[[ INFORMATION PROVIDED open ]]
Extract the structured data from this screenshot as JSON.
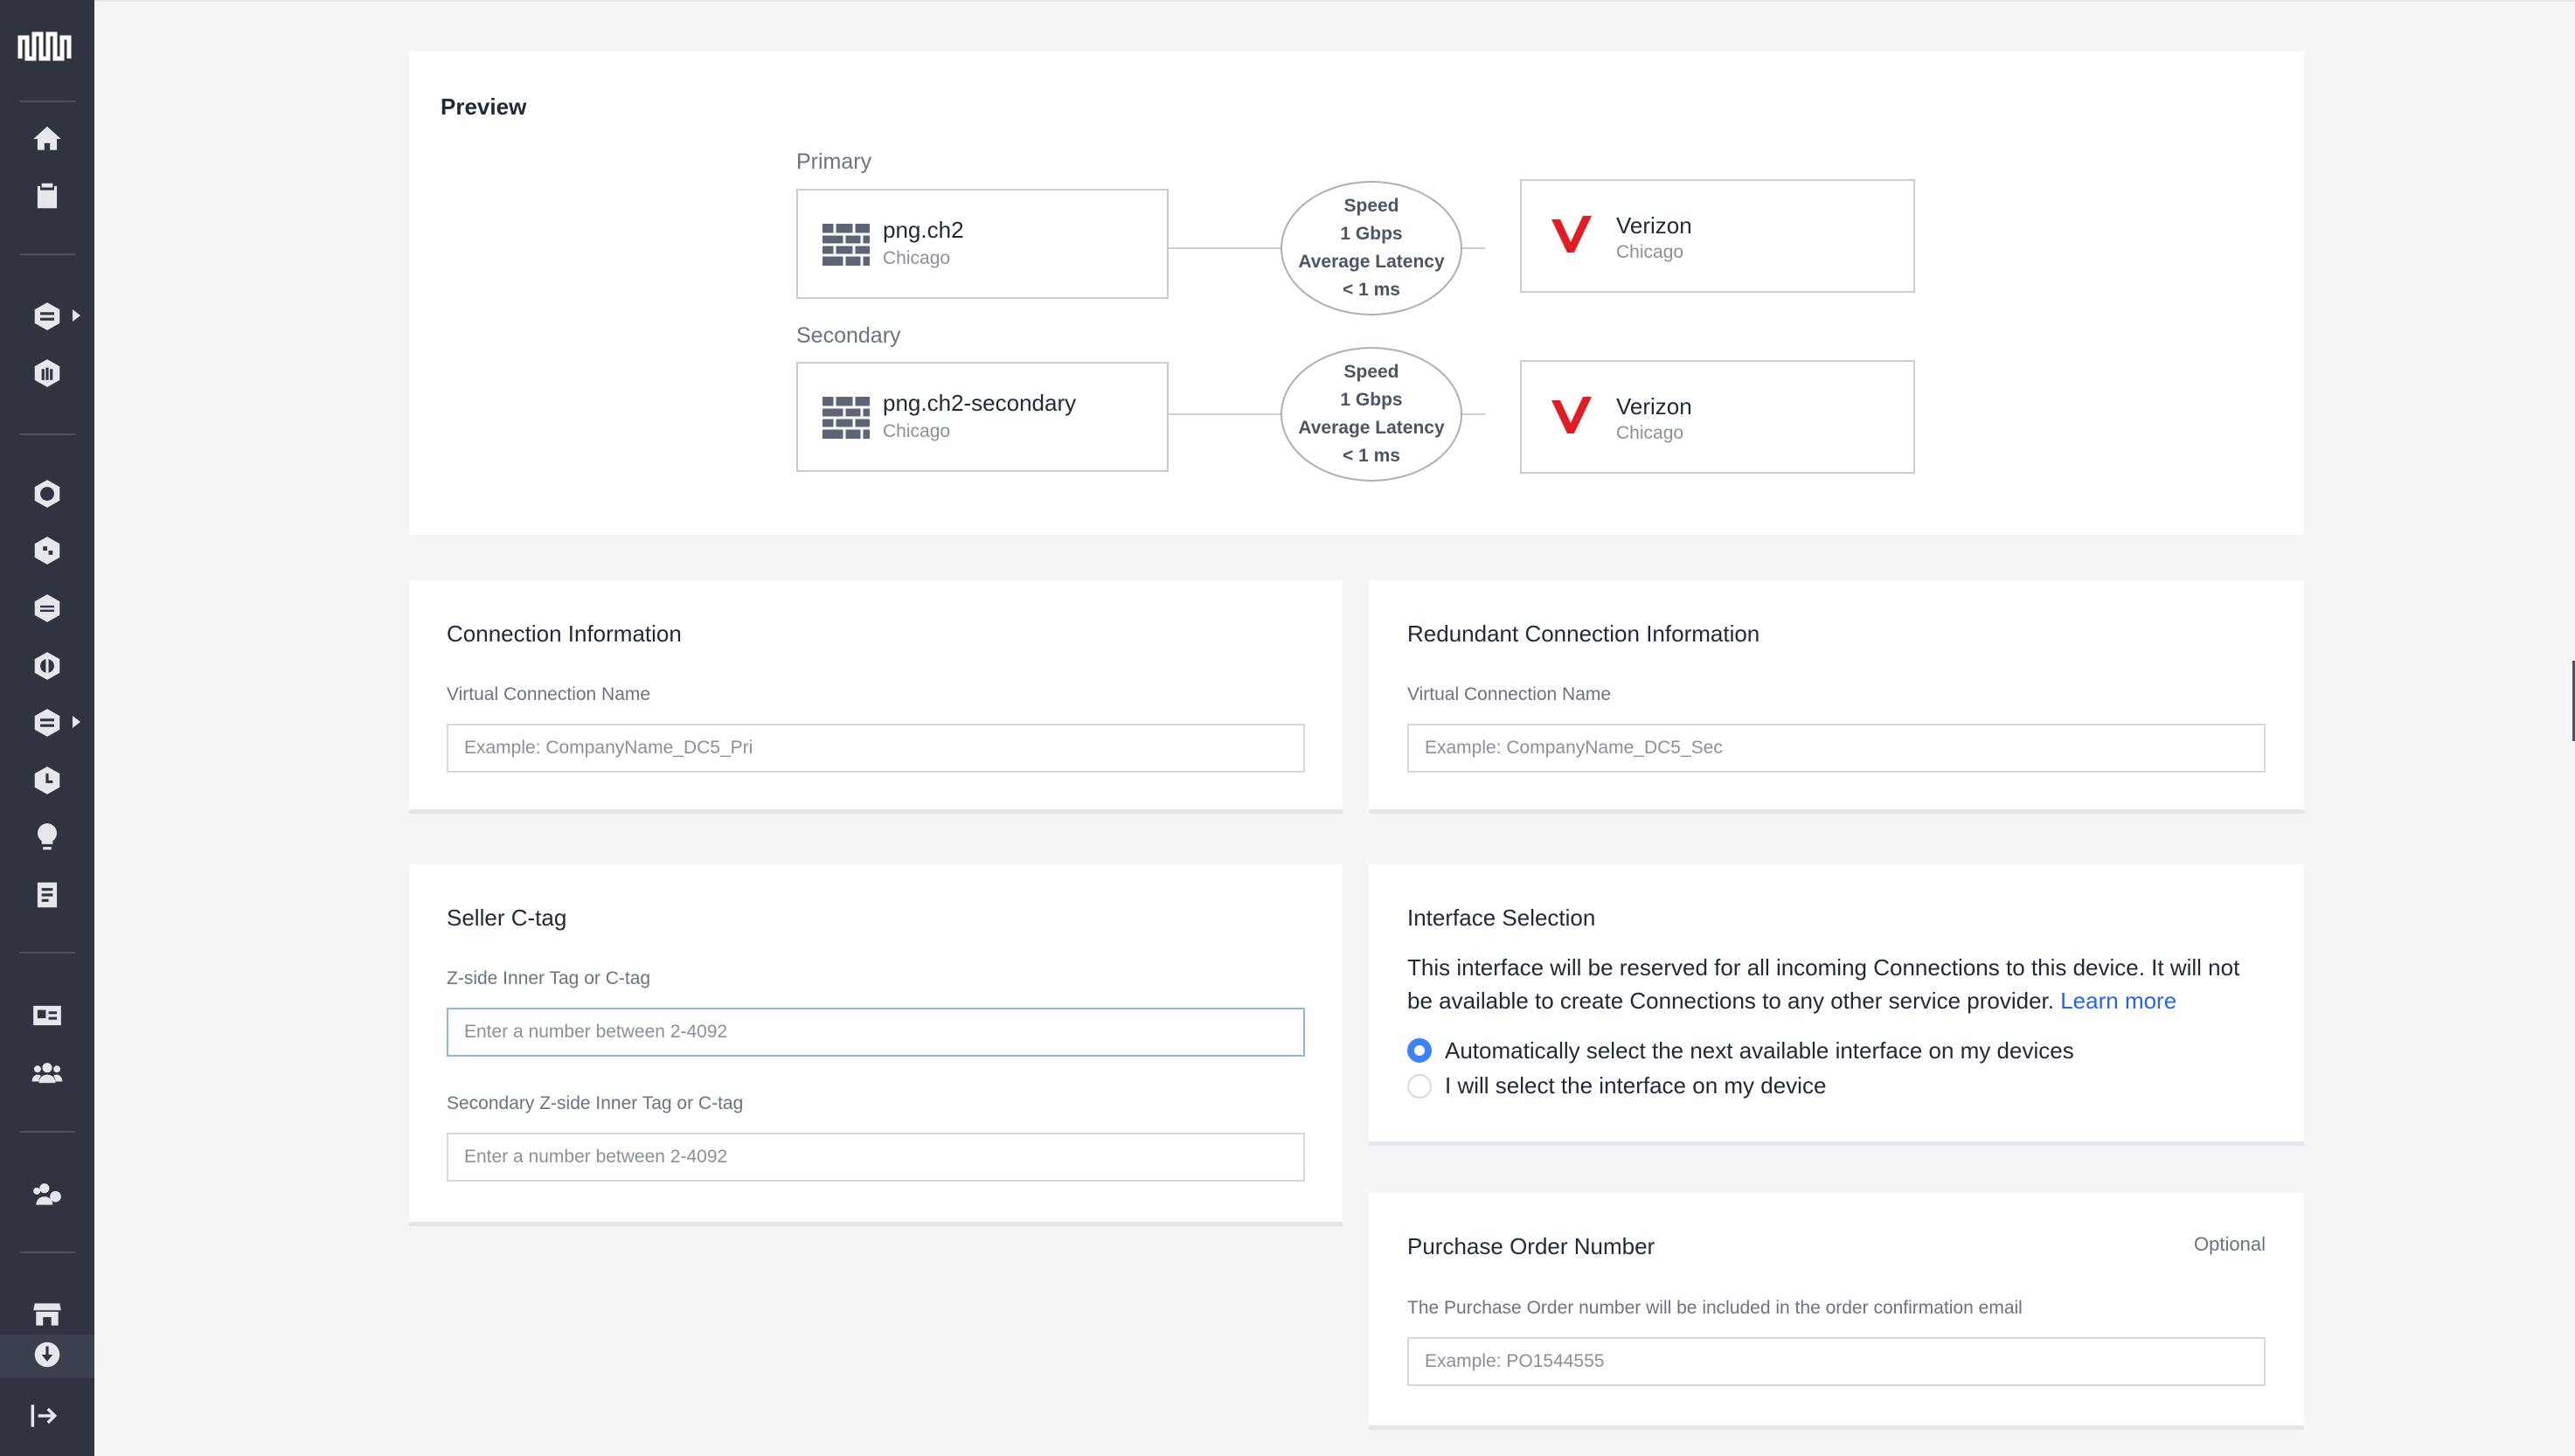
{
  "preview": {
    "title": "Preview",
    "primary": {
      "label": "Primary",
      "device_name": "png.ch2",
      "device_location": "Chicago",
      "speed_label": "Speed",
      "speed_value": "1 Gbps",
      "latency_label": "Average Latency",
      "latency_value": "< 1 ms",
      "provider_name": "Verizon",
      "provider_location": "Chicago"
    },
    "secondary": {
      "label": "Secondary",
      "device_name": "png.ch2-secondary",
      "device_location": "Chicago",
      "speed_label": "Speed",
      "speed_value": "1 Gbps",
      "latency_label": "Average Latency",
      "latency_value": "< 1 ms",
      "provider_name": "Verizon",
      "provider_location": "Chicago"
    }
  },
  "connection_info": {
    "title": "Connection Information",
    "name_label": "Virtual Connection Name",
    "name_placeholder": "Example: CompanyName_DC5_Pri",
    "name_value": ""
  },
  "redundant_info": {
    "title": "Redundant Connection Information",
    "name_label": "Virtual Connection Name",
    "name_placeholder": "Example: CompanyName_DC5_Sec",
    "name_value": ""
  },
  "seller_ctag": {
    "title": "Seller C-tag",
    "primary_label": "Z-side Inner Tag or C-tag",
    "primary_placeholder": "Enter a number between 2-4092",
    "secondary_label": "Secondary Z-side Inner Tag or C-tag",
    "secondary_placeholder": "Enter a number between 2-4092"
  },
  "interface_selection": {
    "title": "Interface Selection",
    "description": "This interface will be reserved for all incoming Connections to this device. It will not be available to create Connections to any other service provider.",
    "learn_more": "Learn more",
    "options": [
      {
        "label": "Automatically select the next available interface on my devices",
        "selected": true
      },
      {
        "label": "I will select the interface on my device",
        "selected": false
      }
    ]
  },
  "purchase_order": {
    "title": "Purchase Order Number",
    "optional_label": "Optional",
    "description": "The Purchase Order number will be included in the order confirmation email",
    "placeholder": "Example: PO1544555"
  },
  "sidebar": {
    "icons": [
      "logo-icon",
      "home-icon",
      "clipboard-icon",
      "layers-icon",
      "building-icon",
      "network-hex-icon",
      "share-hex-icon",
      "stack-hex-icon",
      "globe-hex-icon",
      "exchange-hex-icon",
      "clock-icon",
      "lightbulb-icon",
      "document-icon",
      "id-card-icon",
      "users-icon",
      "team-icon",
      "store-icon",
      "download-icon",
      "logout-icon"
    ]
  },
  "colors": {
    "sidebar_bg": "#2f3440",
    "accent": "#3b82f6",
    "verizon_red": "#e11d24",
    "link": "#2563eb"
  }
}
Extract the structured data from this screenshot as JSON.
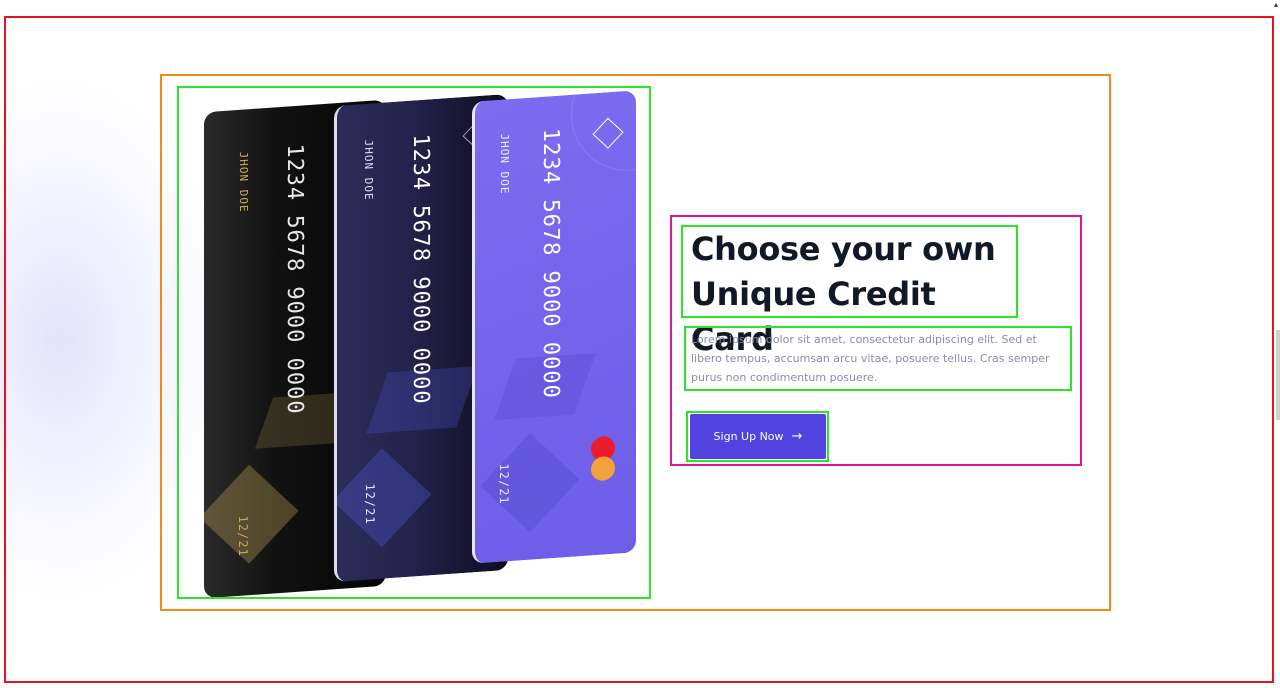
{
  "hero": {
    "heading_line1": "Choose your own",
    "heading_line2": "Unique Credit Card",
    "description": "Lorem ipsum dolor sit amet, consectetur adipiscing elit. Sed et libero tempus, accumsan arcu vitae, posuere tellus. Cras semper purus non condimentum posuere.",
    "cta_label": "Sign Up Now",
    "cta_icon": "arrow-right-icon"
  },
  "cards": {
    "number": "1234 5678 9000 0000",
    "holder": "JHON DOE",
    "expiry": "12/21"
  },
  "colors": {
    "accent": "#5243e0",
    "heading": "#101a26",
    "body_text": "#8a8ca8",
    "card_gold": "#c9a85a",
    "card_purple": "#6d5de8",
    "card_navy": "#22224a"
  }
}
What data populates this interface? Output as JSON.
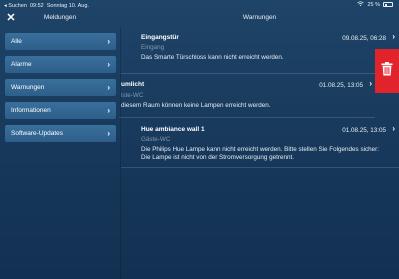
{
  "status_bar": {
    "back_label": "◂ Suchen",
    "time": "09:52",
    "date": "Sonntag 10. Aug.",
    "battery": "25 %"
  },
  "header": {
    "left_title": "Meldungen",
    "right_title": "Warnungen"
  },
  "sidebar": {
    "items": [
      {
        "label": "Alle"
      },
      {
        "label": "Alarme"
      },
      {
        "label": "Warnungen"
      },
      {
        "label": "Informationen"
      },
      {
        "label": "Software-Updates"
      }
    ]
  },
  "warnings": [
    {
      "title": "Eingangstür",
      "time": "09.08.25, 06:28",
      "location": "Eingang",
      "message": "Das Smarte Türschloss kann nicht erreicht werden."
    },
    {
      "title": "umlicht",
      "time": "01.08.25, 13:05",
      "location": "iste-WC",
      "message": "diesem Raum können keine Lampen erreicht werden."
    },
    {
      "title": "Hue ambiance wall 1",
      "time": "01.08.25, 13:05",
      "location": "Gäste-WC",
      "message": "Die Philips Hue Lampe kann nicht erreicht werden. Bitte stellen Sie Folgendes sicher:",
      "message2": "Die Lampe ist nicht von der Stromversorgung getrennt."
    }
  ],
  "colors": {
    "accent_button": "#2e5f8a",
    "delete": "#e1242c",
    "subtitle": "#7f9ab3"
  }
}
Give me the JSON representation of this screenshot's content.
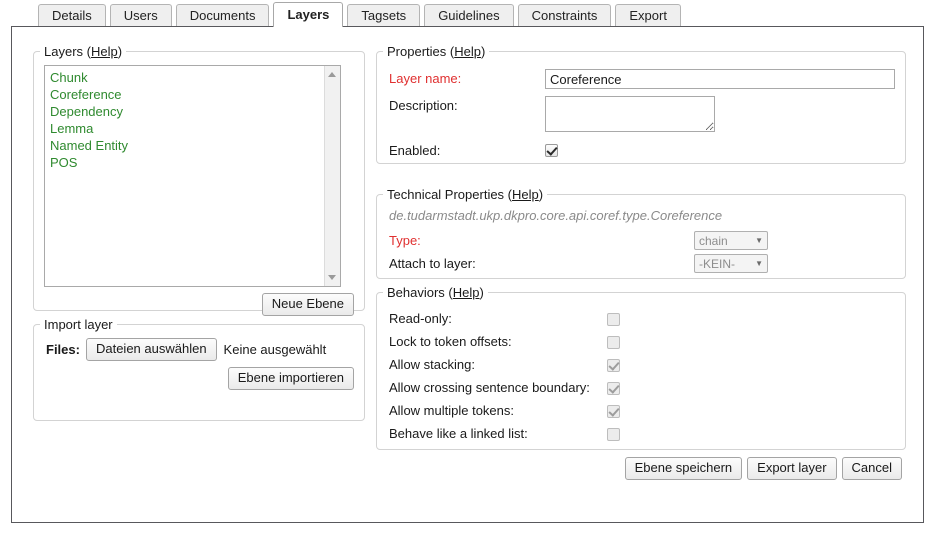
{
  "tabs": [
    {
      "label": "Details",
      "active": false
    },
    {
      "label": "Users",
      "active": false
    },
    {
      "label": "Documents",
      "active": false
    },
    {
      "label": "Layers",
      "active": true
    },
    {
      "label": "Tagsets",
      "active": false
    },
    {
      "label": "Guidelines",
      "active": false
    },
    {
      "label": "Constraints",
      "active": false
    },
    {
      "label": "Export",
      "active": false
    }
  ],
  "layers_panel": {
    "legend": "Layers",
    "help": "Help",
    "items": [
      {
        "label": "Chunk"
      },
      {
        "label": "Coreference"
      },
      {
        "label": "Dependency"
      },
      {
        "label": "Lemma"
      },
      {
        "label": "Named Entity"
      },
      {
        "label": "POS"
      }
    ],
    "new_layer_button": "Neue Ebene",
    "item_color": "#2f8a2f"
  },
  "import_panel": {
    "legend": "Import layer",
    "files_label": "Files:",
    "choose_button": "Dateien auswählen",
    "no_file_text": "Keine ausgewählt",
    "import_button": "Ebene importieren"
  },
  "properties_panel": {
    "legend": "Properties",
    "help": "Help",
    "layer_name_label": "Layer name:",
    "layer_name_value": "Coreference",
    "description_label": "Description:",
    "description_value": "",
    "enabled_label": "Enabled:",
    "enabled_checked": true,
    "required_color": "#e03030"
  },
  "technical_panel": {
    "legend": "Technical Properties",
    "help": "Help",
    "type_name": "de.tudarmstadt.ukp.dkpro.core.api.coref.type.Coreference",
    "type_label": "Type:",
    "type_value": "chain",
    "attach_label": "Attach to layer:",
    "attach_value": "-KEIN-",
    "caret_icon": "▼"
  },
  "behaviors_panel": {
    "legend": "Behaviors",
    "help": "Help",
    "rows": [
      {
        "label": "Read-only:",
        "checked": false
      },
      {
        "label": "Lock to token offsets:",
        "checked": false
      },
      {
        "label": "Allow stacking:",
        "checked": true
      },
      {
        "label": "Allow crossing sentence boundary:",
        "checked": true
      },
      {
        "label": "Allow multiple tokens:",
        "checked": true
      },
      {
        "label": "Behave like a linked list:",
        "checked": false
      }
    ]
  },
  "action_buttons": [
    {
      "label": "Ebene speichern",
      "name": "save-layer-button"
    },
    {
      "label": "Export layer",
      "name": "export-layer-button"
    },
    {
      "label": "Cancel",
      "name": "cancel-button"
    }
  ]
}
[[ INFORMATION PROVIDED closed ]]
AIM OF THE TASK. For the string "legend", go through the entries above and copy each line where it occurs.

EXERCISE ANSWER.
    "legend": "Layers",
    "legend": "Import layer",
    "legend": "Properties",
    "legend": "Technical Properties",
    "legend": "Behaviors",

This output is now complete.